IBM will deliver two systems: Sequoia, a 20 petaflop (quadrillion floating operations per second) system based on future BlueGene technology, to be delivered starting in 2011 and deployed in 2012; and an initial delivery system called Dawn, a 500 teraflop (trillion floating operations per second) BlueGene/P system, scheduled for delivery in the first quarter of 2009. Dawn will lay the applications foundation for multi-petaflops computing on Sequoia.
With a speed of 20 petaflops Sequoia is expected to be the most powerful supercomputer in the world and will be approximately over 10 times faster than today’s most powerful system. To put this into perspective, if each of the 6.7 billion people on earth had a hand calculator and worked together on a calculation 24 hours per day, 365 days a year, it would take 320 years to do what Sequoia will do in one hour.
Sequoia and Dawn will serve NNSA’s tri-lab Advanced Simulation and Computing (ASC) program, which unites the scientific computing resources and expertise of Los Alamos, Sandia and Lawrence Livermore National Laboratories. The Sequoia systems will be focused on strengthening the foundations of predictive simulation through running very large suites of complex simulations called uncertainty quantification (UQ) studies. In addition, the machines will be used for weapons’ science calculations necessary to build more accurate physical models. This work is a cornerstone of NNSA’s Stockpile Stewardship program to ensure the safety, security and reliability of the U.S. nuclear weapons stockpile today and into the future without underground testing.
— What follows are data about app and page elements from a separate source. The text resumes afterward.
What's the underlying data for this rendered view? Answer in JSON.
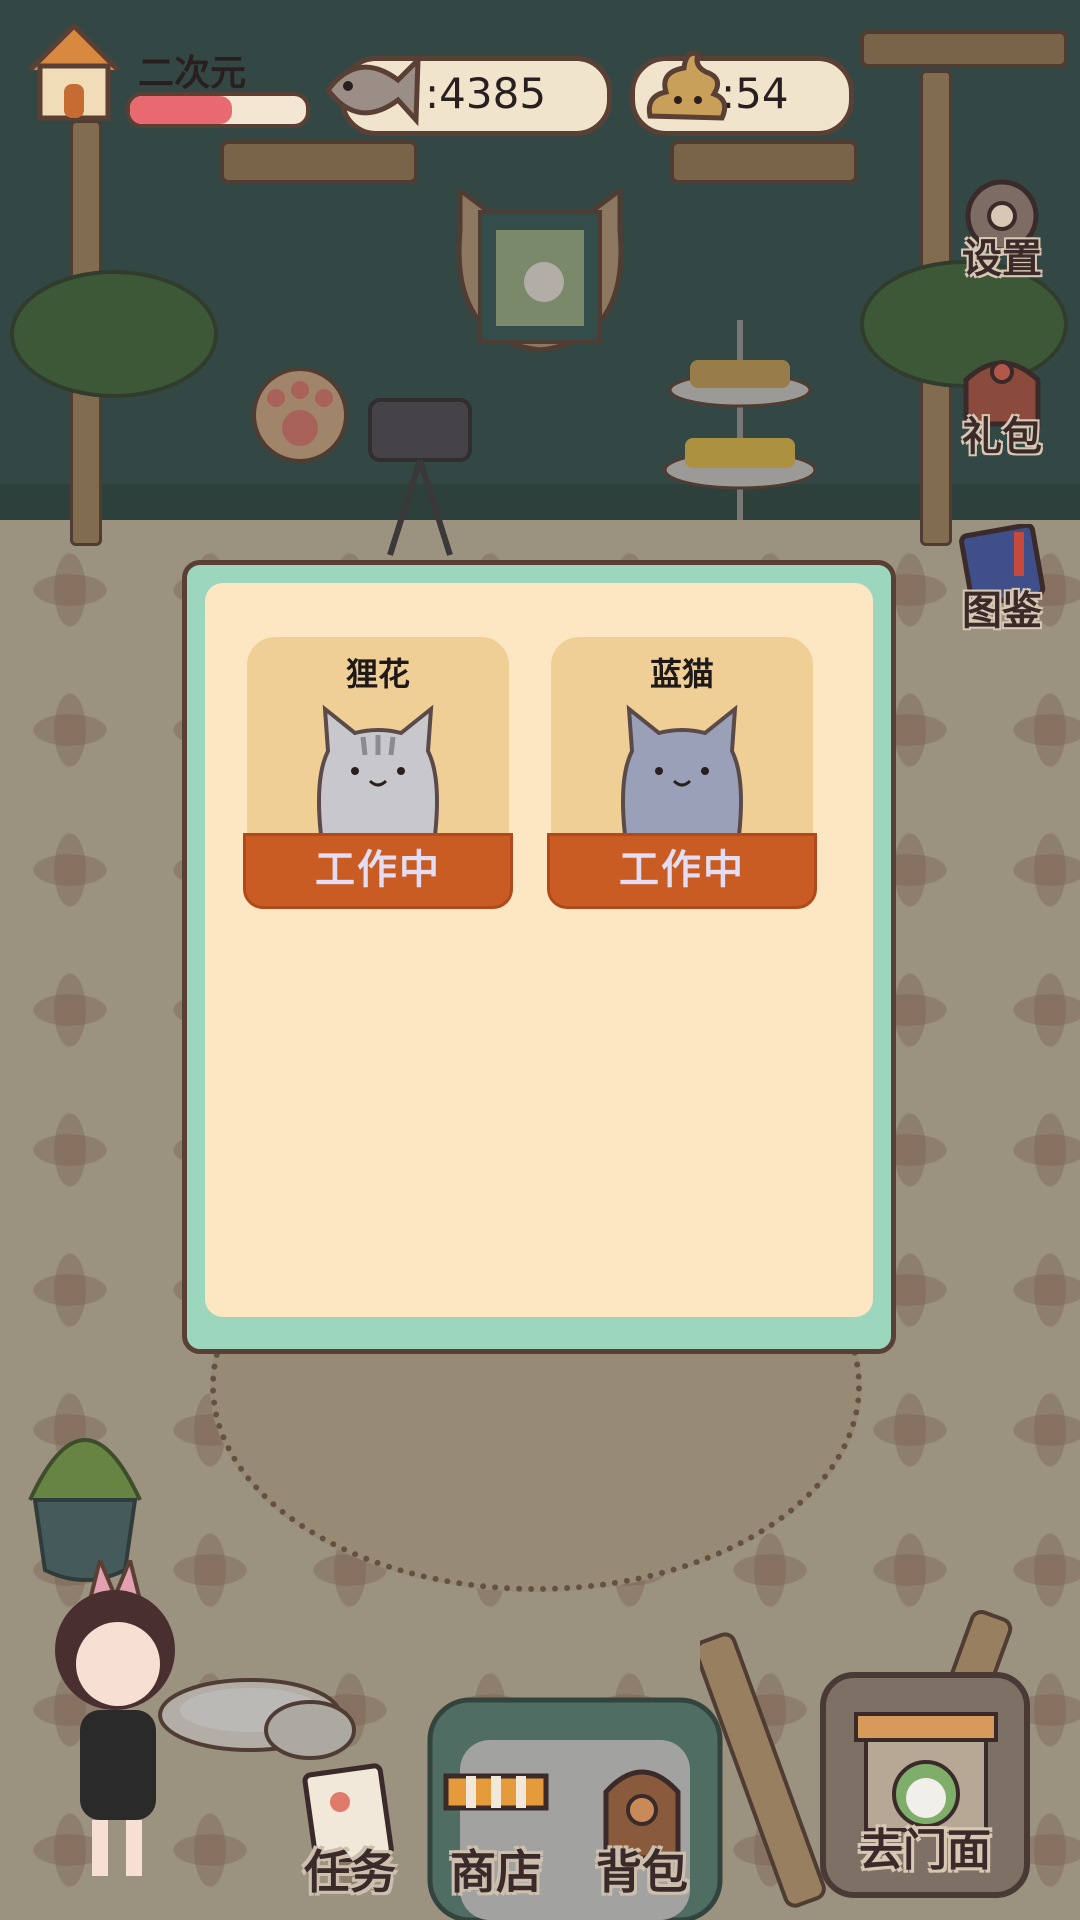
{
  "player": {
    "name": "二次元",
    "level_progress": 0.58
  },
  "currency": {
    "fish": "4385",
    "poop": "54",
    "fish_prefix": ":",
    "poop_prefix": ":"
  },
  "side_menu": [
    {
      "label": "设置",
      "icon": "gear-icon"
    },
    {
      "label": "礼包",
      "icon": "gift-bag-icon"
    },
    {
      "label": "图鉴",
      "icon": "book-icon"
    }
  ],
  "dialog": {
    "cats": [
      {
        "name": "狸花",
        "status": "工作中",
        "color": "#c8c8cc"
      },
      {
        "name": "蓝猫",
        "status": "工作中",
        "color": "#9aa0b8"
      }
    ]
  },
  "bottom_menu": [
    {
      "label": "任务",
      "icon": "task-paper-icon"
    },
    {
      "label": "商店",
      "icon": "shop-stall-icon"
    },
    {
      "label": "背包",
      "icon": "backpack-icon"
    }
  ],
  "go_shop": {
    "label": "去门面",
    "icon": "storefront-icon"
  },
  "colors": {
    "accent": "#c95c23",
    "dialog_frame": "#9cd6bd",
    "dialog_bg": "#fde7c3",
    "card_bg": "#f0cf97",
    "bar_fill": "#e86a70"
  }
}
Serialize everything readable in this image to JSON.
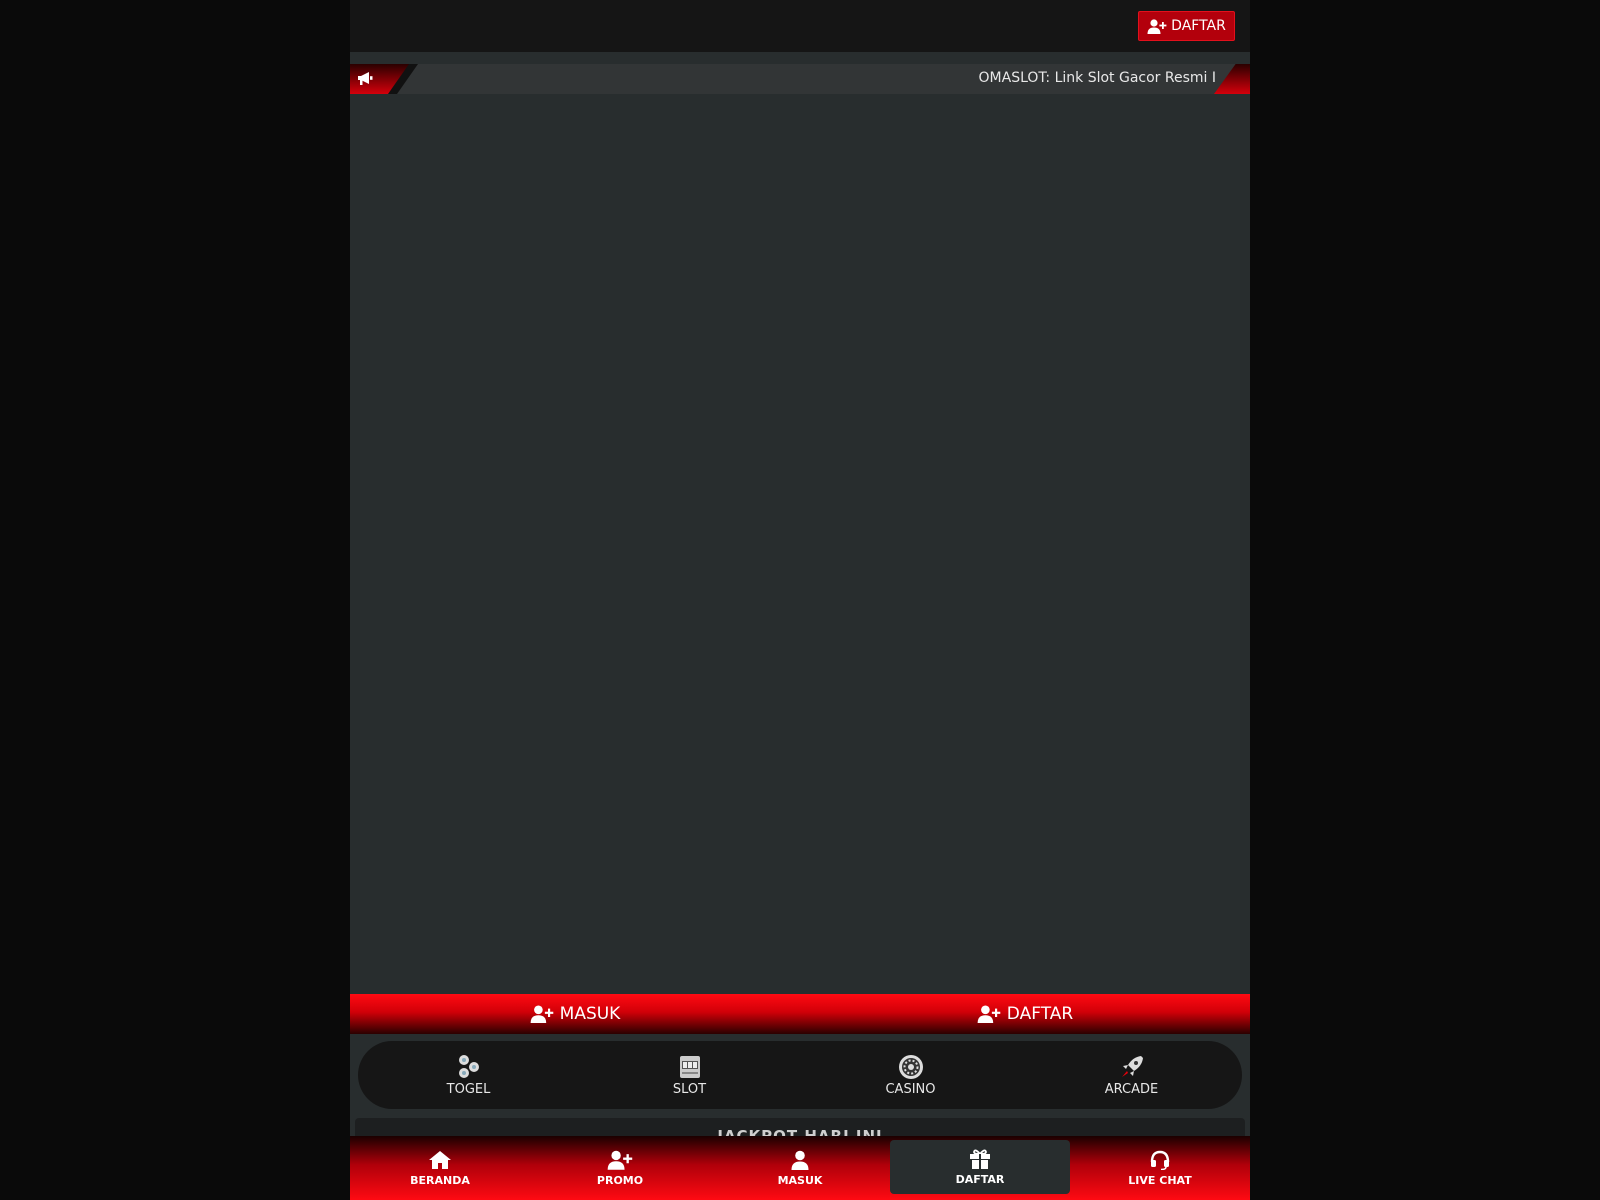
{
  "header": {
    "daftar_button_label": "DAFTAR"
  },
  "marquee": {
    "icon": "megaphone-icon",
    "text": "OMASLOT: Link Slot Gacor Resmi I"
  },
  "auth": {
    "masuk_label": "MASUK",
    "daftar_label": "DAFTAR"
  },
  "game_nav": {
    "items": [
      {
        "label": "TOGEL",
        "icon": "lottery-balls-icon"
      },
      {
        "label": "SLOT",
        "icon": "slot-machine-icon"
      },
      {
        "label": "CASINO",
        "icon": "roulette-icon"
      },
      {
        "label": "ARCADE",
        "icon": "rocket-icon"
      }
    ]
  },
  "jackpot": {
    "label": "JACKPOT HARI INI"
  },
  "bottom_nav": {
    "items": [
      {
        "label": "BERANDA",
        "icon": "home-icon"
      },
      {
        "label": "PROMO",
        "icon": "user-plus-icon"
      },
      {
        "label": "MASUK",
        "icon": "user-icon"
      },
      {
        "label": "DAFTAR",
        "icon": "gift-icon",
        "active": true
      },
      {
        "label": "LIVE CHAT",
        "icon": "headset-icon"
      }
    ]
  },
  "colors": {
    "accent_red": "#e3000b",
    "panel": "#282d2e",
    "background": "#0a0a0a"
  }
}
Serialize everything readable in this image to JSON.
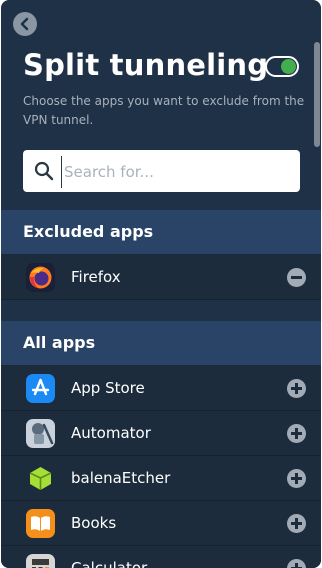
{
  "header": {
    "title": "Split tunneling",
    "toggle_on": true,
    "description": "Choose the apps you want to exclude from the VPN tunnel."
  },
  "search": {
    "placeholder": "Search for...",
    "value": ""
  },
  "excluded": {
    "title": "Excluded apps",
    "apps": [
      {
        "name": "Firefox",
        "icon": "firefox-icon",
        "action": "remove"
      }
    ]
  },
  "all_apps": {
    "title": "All apps",
    "apps": [
      {
        "name": "App Store",
        "icon": "app-store-icon",
        "action": "add"
      },
      {
        "name": "Automator",
        "icon": "automator-icon",
        "action": "add"
      },
      {
        "name": "balenaEtcher",
        "icon": "balena-etcher-icon",
        "action": "add"
      },
      {
        "name": "Books",
        "icon": "books-icon",
        "action": "add"
      },
      {
        "name": "Calculator",
        "icon": "calculator-icon",
        "action": "add"
      }
    ]
  },
  "colors": {
    "background": "#1f3147",
    "section_header": "#294466",
    "toggle_on": "#44ad4d"
  }
}
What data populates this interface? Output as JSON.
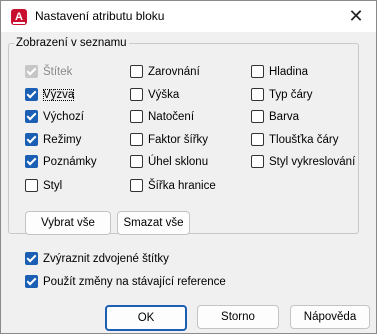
{
  "window": {
    "title": "Nastavení atributu bloku",
    "close_glyph": "✕",
    "app_icon_letter": "A"
  },
  "group": {
    "legend": "Zobrazení v seznamu",
    "checkboxes": [
      {
        "label": "Štítek",
        "checked": true,
        "disabled": true
      },
      {
        "label": "Výzva",
        "checked": true
      },
      {
        "label": "Výchozí",
        "checked": true
      },
      {
        "label": "Režimy",
        "checked": true
      },
      {
        "label": "Poznámky",
        "checked": true
      },
      {
        "label": "Styl",
        "checked": false
      },
      {
        "label": "Zarovnání",
        "checked": false
      },
      {
        "label": "Výška",
        "checked": false
      },
      {
        "label": "Natočení",
        "checked": false
      },
      {
        "label": "Faktor šířky",
        "checked": false
      },
      {
        "label": "Úhel sklonu",
        "checked": false
      },
      {
        "label": "Šířka hranice",
        "checked": false
      },
      {
        "label": "Hladina",
        "checked": false
      },
      {
        "label": "Typ čáry",
        "checked": false
      },
      {
        "label": "Barva",
        "checked": false
      },
      {
        "label": "Tloušťka čáry",
        "checked": false
      },
      {
        "label": "Styl vykreslování",
        "checked": false
      }
    ],
    "select_all_label": "Vybrat vše",
    "clear_all_label": "Smazat vše"
  },
  "options": {
    "highlight_duplicates": {
      "label": "Zvýraznit zdvojené štítky",
      "checked": true
    },
    "apply_changes": {
      "label": "Použít změny na stávající reference",
      "checked": true
    }
  },
  "buttons": {
    "ok": "OK",
    "cancel": "Storno",
    "help": "Nápověda"
  },
  "colors": {
    "accent": "#1a5fb4",
    "app_icon": "#c8102e"
  }
}
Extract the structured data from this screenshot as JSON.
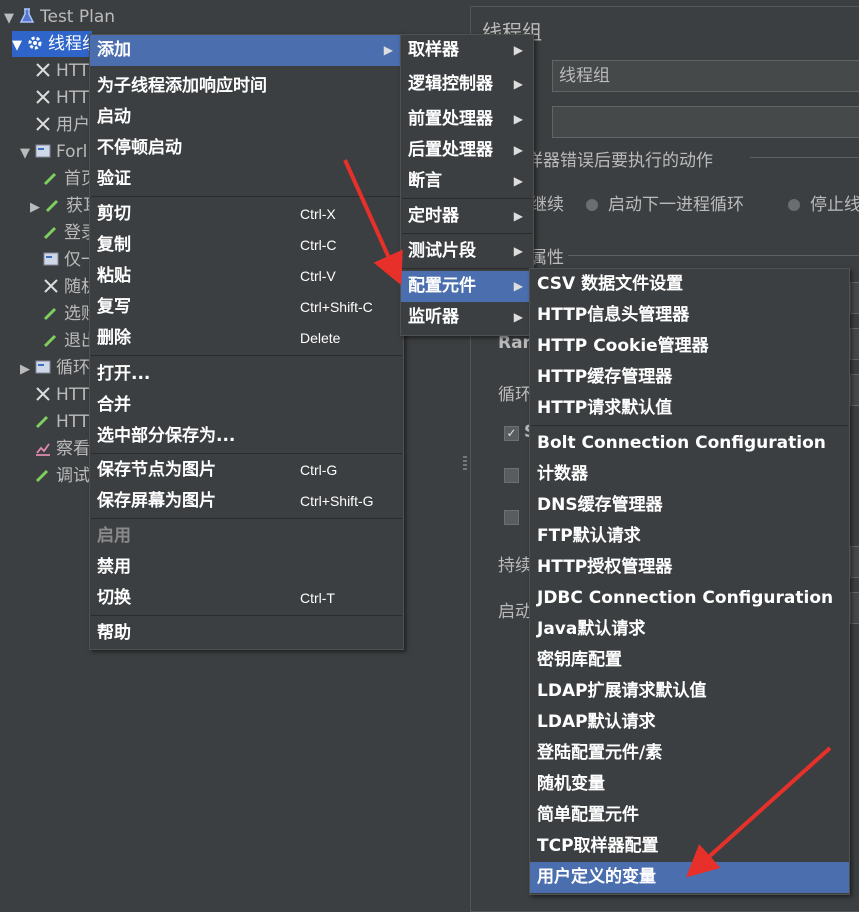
{
  "tree": {
    "items": [
      {
        "label": "Test Plan"
      },
      {
        "label": "线程组"
      },
      {
        "label": "HTT"
      },
      {
        "label": "HTT"
      },
      {
        "label": "用户"
      },
      {
        "label": "Forl"
      },
      {
        "label": "首页"
      },
      {
        "label": "获耳"
      },
      {
        "label": "登录"
      },
      {
        "label": "仅一"
      },
      {
        "label": "随机"
      },
      {
        "label": "选购"
      },
      {
        "label": "退出"
      },
      {
        "label": "循环"
      },
      {
        "label": "HTT"
      },
      {
        "label": "HTT"
      },
      {
        "label": "察看"
      },
      {
        "label": "调试"
      }
    ]
  },
  "panel": {
    "title": "线程组",
    "name_value": "线程组",
    "comment_value": "",
    "error_action_label": "样器错误后要执行的动作",
    "radio_continue": "继续",
    "radio_next_loop": "启动下一进程循环",
    "radio_stop": "停止线",
    "props_label": "属性",
    "ramp_label": "Ram",
    "loop_label": "循环",
    "chk1_label": "S",
    "duration_label": "持续",
    "delay_label": "启动"
  },
  "context_menu": {
    "items": [
      {
        "label": "添加",
        "shortcut": "",
        "submenu": true
      },
      {
        "label": "为子线程添加响应时间",
        "shortcut": ""
      },
      {
        "label": "启动",
        "shortcut": ""
      },
      {
        "label": "不停顿启动",
        "shortcut": ""
      },
      {
        "label": "验证",
        "shortcut": ""
      },
      {
        "label": "剪切",
        "shortcut": "Ctrl-X"
      },
      {
        "label": "复制",
        "shortcut": "Ctrl-C"
      },
      {
        "label": "粘贴",
        "shortcut": "Ctrl-V"
      },
      {
        "label": "复写",
        "shortcut": "Ctrl+Shift-C"
      },
      {
        "label": "删除",
        "shortcut": "Delete"
      },
      {
        "label": "打开...",
        "shortcut": ""
      },
      {
        "label": "合并",
        "shortcut": ""
      },
      {
        "label": "选中部分保存为...",
        "shortcut": ""
      },
      {
        "label": "保存节点为图片",
        "shortcut": "Ctrl-G"
      },
      {
        "label": "保存屏幕为图片",
        "shortcut": "Ctrl+Shift-G"
      },
      {
        "label": "启用",
        "shortcut": "",
        "disabled": true
      },
      {
        "label": "禁用",
        "shortcut": ""
      },
      {
        "label": "切换",
        "shortcut": "Ctrl-T"
      },
      {
        "label": "帮助",
        "shortcut": ""
      }
    ]
  },
  "add_submenu": {
    "items": [
      {
        "label": "取样器"
      },
      {
        "label": "逻辑控制器"
      },
      {
        "label": "前置处理器"
      },
      {
        "label": "后置处理器"
      },
      {
        "label": "断言"
      },
      {
        "label": "定时器"
      },
      {
        "label": "测试片段"
      },
      {
        "label": "配置元件"
      },
      {
        "label": "监听器"
      }
    ]
  },
  "config_submenu": {
    "items": [
      {
        "label": "CSV 数据文件设置"
      },
      {
        "label": "HTTP信息头管理器"
      },
      {
        "label": "HTTP Cookie管理器"
      },
      {
        "label": "HTTP缓存管理器"
      },
      {
        "label": "HTTP请求默认值"
      },
      {
        "label": "Bolt Connection Configuration"
      },
      {
        "label": "计数器"
      },
      {
        "label": "DNS缓存管理器"
      },
      {
        "label": "FTP默认请求"
      },
      {
        "label": "HTTP授权管理器"
      },
      {
        "label": "JDBC Connection Configuration"
      },
      {
        "label": "Java默认请求"
      },
      {
        "label": "密钥库配置"
      },
      {
        "label": "LDAP扩展请求默认值"
      },
      {
        "label": "LDAP默认请求"
      },
      {
        "label": "登陆配置元件/素"
      },
      {
        "label": "随机变量"
      },
      {
        "label": "简单配置元件"
      },
      {
        "label": "TCP取样器配置"
      },
      {
        "label": "用户定义的变量"
      }
    ]
  },
  "colors": {
    "background": "#3c3f41",
    "selection": "#4b6eaf",
    "tree_selection": "#2f65ca",
    "annotation_arrow": "#e8302a"
  }
}
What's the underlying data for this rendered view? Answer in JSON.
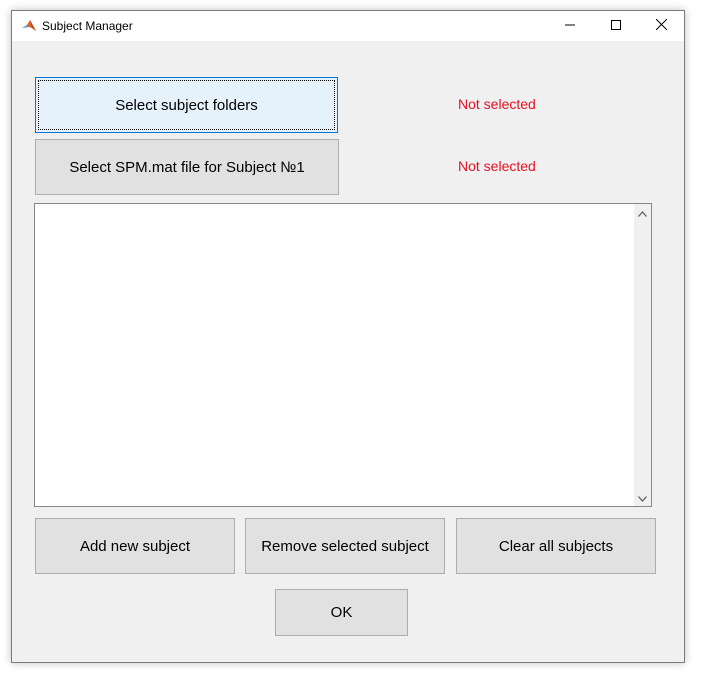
{
  "window": {
    "title": "Subject Manager"
  },
  "buttons": {
    "select_folders": "Select subject folders",
    "select_spm": "Select SPM.mat file for Subject №1",
    "add_subject": "Add new subject",
    "remove_subject": "Remove selected subject",
    "clear_subjects": "Clear all subjects",
    "ok": "OK"
  },
  "status": {
    "folders": "Not selected",
    "spm": "Not selected"
  },
  "subject_list": {
    "items": []
  },
  "colors": {
    "status_red": "#e81123",
    "focus_blue": "#0078d7",
    "button_face": "#e1e1e1"
  },
  "icons": {
    "app": "matlab-icon",
    "minimize": "minimize-icon",
    "maximize": "maximize-icon",
    "close": "close-icon",
    "scroll_up": "chevron-up-icon",
    "scroll_down": "chevron-down-icon"
  }
}
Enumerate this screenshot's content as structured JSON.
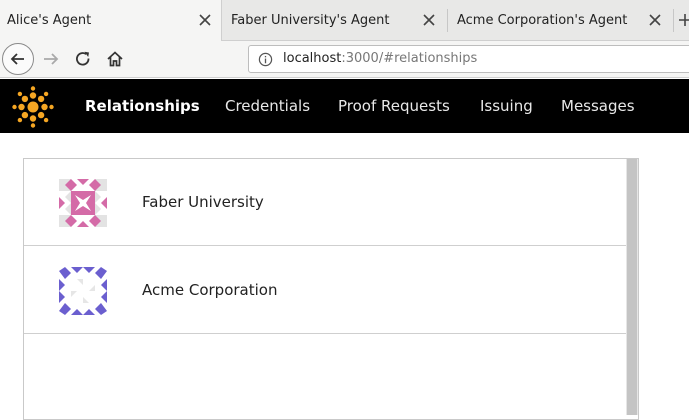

Sequoia will have 1.6 petabytes of memory, 96 racks, 98,304 compute nodes, and 1.6 million cores. Though orders of magnitude more powerful than such predecessor systems as ASC Purple and BlueGene/L, Sequoia will be 160 times more power efficient than Purple and 17 times more than BlueGene/L.
Established by Congress in 2000, NNSA is a semi-autonomous agency within the U.S. Department of Energy responsible for enhancing national security through the military application of nuclear science in the nation’s national security enterprise. NNSA maintains and enhances the safety, security, reliability, and performance of the U.S. nuclear weapons stockpile without nuclear testing; reduces the global danger from weapons of mass destruction; provides the U.S. Navy with safe and effective nuclear propulsion; and responds to nuclear and radiological emergencies in the U.S. and abroad.